§ Goal of the exercise
A complete answer includes every line below with the word "title".

§ Input for this task
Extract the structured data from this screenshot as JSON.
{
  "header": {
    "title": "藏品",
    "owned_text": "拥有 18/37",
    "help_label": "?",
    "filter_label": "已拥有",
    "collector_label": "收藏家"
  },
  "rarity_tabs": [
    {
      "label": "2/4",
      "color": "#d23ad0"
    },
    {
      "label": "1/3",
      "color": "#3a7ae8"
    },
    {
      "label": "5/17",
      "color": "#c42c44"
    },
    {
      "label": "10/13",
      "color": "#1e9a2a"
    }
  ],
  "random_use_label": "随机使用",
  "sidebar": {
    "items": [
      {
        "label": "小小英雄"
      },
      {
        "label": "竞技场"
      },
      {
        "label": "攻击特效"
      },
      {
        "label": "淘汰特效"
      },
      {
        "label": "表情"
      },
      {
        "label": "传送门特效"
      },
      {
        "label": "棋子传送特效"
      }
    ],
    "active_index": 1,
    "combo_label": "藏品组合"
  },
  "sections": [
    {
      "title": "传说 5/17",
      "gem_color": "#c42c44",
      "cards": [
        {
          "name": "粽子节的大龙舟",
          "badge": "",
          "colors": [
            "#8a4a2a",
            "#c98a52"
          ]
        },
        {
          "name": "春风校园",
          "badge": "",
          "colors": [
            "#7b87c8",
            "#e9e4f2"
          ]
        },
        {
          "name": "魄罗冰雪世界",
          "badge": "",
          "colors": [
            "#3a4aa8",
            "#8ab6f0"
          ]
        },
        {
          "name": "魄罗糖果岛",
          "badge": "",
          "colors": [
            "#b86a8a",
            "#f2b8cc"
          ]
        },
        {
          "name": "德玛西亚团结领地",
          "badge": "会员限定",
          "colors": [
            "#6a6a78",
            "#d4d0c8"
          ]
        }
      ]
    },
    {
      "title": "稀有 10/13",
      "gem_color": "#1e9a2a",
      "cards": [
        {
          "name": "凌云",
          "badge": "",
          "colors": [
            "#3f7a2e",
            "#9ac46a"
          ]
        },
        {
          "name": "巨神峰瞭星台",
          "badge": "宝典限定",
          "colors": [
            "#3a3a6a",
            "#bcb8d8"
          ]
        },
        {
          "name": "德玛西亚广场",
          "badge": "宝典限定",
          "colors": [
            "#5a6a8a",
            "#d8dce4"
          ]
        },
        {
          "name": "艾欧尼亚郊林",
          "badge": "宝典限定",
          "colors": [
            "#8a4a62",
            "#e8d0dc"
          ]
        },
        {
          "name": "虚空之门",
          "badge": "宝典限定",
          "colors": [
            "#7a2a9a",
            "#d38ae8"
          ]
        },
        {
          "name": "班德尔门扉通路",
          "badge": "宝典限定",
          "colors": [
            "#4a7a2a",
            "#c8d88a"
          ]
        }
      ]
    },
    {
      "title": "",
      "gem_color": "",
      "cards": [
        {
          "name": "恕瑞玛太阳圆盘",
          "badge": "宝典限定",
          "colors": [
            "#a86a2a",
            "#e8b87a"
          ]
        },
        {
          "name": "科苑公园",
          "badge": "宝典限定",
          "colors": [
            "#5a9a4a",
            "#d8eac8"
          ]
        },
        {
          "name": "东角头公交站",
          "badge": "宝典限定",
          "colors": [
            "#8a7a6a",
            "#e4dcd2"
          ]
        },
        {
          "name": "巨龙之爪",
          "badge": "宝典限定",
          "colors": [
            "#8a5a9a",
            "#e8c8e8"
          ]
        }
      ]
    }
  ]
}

§ Answer box
    "title": "藏品",
      "title": "传说 5/17",
      "title": "稀有 10/13",
      "title": "",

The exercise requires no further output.